● TASK REQUIREMENTS: Some lines below hold "camera". Pick them out and copy them.

──────── DATA SHOWN ────────

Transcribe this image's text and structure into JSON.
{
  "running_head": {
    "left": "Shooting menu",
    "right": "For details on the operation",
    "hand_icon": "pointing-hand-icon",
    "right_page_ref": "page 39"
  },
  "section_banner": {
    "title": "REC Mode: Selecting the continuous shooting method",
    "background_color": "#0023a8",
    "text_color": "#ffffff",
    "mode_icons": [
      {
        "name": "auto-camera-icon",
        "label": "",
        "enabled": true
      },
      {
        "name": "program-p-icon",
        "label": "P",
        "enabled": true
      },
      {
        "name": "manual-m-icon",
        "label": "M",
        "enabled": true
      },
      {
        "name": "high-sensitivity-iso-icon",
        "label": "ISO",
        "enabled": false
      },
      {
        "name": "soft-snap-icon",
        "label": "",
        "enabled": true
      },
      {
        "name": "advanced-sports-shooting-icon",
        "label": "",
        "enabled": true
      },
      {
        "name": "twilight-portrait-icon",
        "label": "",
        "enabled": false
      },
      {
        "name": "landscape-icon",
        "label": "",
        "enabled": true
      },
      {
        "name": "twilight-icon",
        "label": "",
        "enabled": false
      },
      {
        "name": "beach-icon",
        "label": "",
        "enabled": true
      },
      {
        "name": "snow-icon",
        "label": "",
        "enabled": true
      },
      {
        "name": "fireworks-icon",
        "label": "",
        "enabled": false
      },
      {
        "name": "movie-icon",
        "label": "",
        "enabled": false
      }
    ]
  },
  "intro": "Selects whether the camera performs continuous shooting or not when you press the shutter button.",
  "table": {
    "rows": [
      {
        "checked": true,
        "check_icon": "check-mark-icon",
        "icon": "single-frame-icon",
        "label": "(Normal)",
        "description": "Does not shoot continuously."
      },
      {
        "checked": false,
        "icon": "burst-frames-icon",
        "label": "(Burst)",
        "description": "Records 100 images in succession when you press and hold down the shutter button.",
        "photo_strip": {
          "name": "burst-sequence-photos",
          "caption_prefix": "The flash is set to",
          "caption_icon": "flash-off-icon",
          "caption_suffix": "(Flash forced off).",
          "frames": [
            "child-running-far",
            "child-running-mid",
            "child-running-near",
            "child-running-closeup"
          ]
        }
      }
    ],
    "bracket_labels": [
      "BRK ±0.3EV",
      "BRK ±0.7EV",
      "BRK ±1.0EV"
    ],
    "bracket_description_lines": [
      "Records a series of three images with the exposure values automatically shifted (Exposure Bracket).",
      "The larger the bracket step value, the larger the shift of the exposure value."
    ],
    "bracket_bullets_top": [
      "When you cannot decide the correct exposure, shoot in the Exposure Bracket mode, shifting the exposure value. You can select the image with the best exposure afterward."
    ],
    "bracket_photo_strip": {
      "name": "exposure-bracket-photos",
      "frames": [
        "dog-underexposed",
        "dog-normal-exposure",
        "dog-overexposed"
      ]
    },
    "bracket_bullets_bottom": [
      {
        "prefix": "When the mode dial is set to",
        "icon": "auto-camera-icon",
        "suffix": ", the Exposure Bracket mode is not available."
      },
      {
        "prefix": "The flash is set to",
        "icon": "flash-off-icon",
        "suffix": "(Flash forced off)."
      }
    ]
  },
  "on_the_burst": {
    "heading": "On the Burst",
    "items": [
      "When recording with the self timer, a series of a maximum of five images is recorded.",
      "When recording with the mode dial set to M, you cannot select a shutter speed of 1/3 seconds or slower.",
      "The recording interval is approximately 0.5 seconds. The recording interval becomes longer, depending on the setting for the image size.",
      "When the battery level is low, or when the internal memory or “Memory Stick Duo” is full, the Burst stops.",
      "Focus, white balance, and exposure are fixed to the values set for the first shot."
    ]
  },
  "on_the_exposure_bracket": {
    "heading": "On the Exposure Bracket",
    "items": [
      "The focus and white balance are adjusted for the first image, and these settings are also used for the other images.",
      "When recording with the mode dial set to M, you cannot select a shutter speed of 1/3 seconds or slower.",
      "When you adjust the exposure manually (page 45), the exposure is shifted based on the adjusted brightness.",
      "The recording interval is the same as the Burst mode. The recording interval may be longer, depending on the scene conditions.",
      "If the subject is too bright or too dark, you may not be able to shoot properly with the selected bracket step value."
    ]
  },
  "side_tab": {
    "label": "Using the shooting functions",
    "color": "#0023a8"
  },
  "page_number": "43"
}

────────

● RESPONSE BOX:
        "name": "auto-camera-icon",
  "intro": "Selects whether the camera performs continuous shooting or not when you press the shutter button.",
        "icon": "auto-camera-icon",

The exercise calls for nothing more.